*** MATERIAL SUPPLIED ***
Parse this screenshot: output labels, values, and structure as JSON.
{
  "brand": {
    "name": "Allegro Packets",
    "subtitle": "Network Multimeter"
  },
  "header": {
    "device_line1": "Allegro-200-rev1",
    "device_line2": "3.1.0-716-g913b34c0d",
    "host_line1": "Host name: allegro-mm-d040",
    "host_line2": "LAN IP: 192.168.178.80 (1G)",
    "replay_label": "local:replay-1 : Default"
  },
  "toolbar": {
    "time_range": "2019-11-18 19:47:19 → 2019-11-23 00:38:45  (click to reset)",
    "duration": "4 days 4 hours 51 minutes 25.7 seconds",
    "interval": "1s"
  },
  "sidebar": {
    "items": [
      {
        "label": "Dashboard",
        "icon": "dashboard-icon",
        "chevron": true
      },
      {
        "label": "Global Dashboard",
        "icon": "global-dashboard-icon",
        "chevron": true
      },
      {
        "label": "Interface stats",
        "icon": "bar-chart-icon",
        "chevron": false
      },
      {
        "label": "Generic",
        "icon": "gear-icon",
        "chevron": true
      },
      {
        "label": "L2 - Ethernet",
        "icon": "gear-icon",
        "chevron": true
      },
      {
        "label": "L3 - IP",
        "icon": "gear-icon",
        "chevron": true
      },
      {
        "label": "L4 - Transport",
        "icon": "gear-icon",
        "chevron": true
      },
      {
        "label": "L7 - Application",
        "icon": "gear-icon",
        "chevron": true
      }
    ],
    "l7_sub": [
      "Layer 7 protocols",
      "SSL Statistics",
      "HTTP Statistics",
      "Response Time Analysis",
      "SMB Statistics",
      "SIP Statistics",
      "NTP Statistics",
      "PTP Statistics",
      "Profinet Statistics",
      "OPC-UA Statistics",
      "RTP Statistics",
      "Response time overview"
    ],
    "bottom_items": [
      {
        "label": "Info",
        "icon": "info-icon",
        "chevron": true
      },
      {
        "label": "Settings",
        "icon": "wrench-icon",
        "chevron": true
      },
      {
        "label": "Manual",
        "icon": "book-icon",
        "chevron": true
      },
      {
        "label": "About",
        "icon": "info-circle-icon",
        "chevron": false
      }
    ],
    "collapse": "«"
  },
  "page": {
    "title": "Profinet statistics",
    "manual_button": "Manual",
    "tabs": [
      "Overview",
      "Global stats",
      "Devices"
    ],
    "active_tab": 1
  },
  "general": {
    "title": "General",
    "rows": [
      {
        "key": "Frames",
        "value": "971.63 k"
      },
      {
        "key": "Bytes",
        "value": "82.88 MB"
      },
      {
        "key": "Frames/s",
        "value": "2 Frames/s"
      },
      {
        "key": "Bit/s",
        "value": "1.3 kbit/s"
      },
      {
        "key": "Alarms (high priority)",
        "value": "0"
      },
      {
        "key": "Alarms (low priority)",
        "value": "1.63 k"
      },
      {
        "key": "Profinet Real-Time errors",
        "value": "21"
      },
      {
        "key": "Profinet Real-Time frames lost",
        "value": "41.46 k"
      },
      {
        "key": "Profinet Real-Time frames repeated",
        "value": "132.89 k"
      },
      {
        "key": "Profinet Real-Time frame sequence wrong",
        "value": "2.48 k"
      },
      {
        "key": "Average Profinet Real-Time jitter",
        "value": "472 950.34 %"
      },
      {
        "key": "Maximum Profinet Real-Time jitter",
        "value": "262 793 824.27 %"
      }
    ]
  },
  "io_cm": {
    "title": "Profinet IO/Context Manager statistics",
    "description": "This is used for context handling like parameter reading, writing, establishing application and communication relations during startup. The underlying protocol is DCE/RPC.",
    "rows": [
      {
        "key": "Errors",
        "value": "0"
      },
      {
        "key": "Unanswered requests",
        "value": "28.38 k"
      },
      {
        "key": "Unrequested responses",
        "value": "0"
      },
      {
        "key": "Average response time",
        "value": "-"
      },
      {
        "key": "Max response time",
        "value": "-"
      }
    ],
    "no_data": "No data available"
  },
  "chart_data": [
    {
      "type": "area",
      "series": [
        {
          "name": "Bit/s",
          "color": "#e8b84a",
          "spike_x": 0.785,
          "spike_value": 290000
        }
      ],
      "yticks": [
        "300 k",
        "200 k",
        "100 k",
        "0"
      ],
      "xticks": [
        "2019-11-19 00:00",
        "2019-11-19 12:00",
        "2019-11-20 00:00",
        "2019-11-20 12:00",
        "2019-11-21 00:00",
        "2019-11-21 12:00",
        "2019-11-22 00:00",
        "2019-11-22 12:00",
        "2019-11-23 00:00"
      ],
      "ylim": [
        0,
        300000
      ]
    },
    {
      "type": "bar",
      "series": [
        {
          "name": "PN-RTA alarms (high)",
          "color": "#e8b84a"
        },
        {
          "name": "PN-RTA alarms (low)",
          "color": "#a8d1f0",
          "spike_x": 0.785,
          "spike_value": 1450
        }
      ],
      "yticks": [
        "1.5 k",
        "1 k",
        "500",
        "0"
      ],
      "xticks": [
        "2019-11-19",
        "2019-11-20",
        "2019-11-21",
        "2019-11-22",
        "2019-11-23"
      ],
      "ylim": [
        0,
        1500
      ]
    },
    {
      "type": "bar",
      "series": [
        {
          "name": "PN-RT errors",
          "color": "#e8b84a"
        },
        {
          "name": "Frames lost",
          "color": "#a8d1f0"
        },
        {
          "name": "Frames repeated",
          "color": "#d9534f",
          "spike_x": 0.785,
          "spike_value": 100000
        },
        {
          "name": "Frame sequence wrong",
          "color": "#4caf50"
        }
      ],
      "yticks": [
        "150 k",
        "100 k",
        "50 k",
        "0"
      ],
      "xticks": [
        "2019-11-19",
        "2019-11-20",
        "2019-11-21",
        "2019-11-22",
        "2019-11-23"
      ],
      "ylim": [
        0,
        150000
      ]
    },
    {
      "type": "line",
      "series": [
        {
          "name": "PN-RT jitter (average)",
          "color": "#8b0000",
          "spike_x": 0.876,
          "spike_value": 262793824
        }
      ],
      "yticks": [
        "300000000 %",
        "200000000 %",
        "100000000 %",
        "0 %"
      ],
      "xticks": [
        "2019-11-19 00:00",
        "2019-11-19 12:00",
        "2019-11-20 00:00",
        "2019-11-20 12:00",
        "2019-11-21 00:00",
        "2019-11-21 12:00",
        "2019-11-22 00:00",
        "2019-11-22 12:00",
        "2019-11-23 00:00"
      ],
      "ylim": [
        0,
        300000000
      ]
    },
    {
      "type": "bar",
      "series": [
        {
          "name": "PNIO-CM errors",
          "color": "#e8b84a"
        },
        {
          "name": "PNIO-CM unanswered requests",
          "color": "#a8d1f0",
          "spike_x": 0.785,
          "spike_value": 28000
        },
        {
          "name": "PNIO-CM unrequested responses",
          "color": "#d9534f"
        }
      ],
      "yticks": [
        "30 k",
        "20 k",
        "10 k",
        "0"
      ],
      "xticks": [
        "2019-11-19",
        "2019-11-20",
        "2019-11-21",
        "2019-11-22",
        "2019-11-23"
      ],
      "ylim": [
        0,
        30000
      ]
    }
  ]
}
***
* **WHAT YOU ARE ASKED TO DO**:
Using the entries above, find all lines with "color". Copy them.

* **WRITTEN SOLUTION**:
          "color": "#e8b84a",
          "color": "#e8b84a"
          "color": "#a8d1f0",
          "color": "#e8b84a"
          "color": "#a8d1f0"
          "color": "#d9534f",
          "color": "#4caf50"
          "color": "#8b0000",
          "color": "#e8b84a"
          "color": "#a8d1f0",
          "color": "#d9534f"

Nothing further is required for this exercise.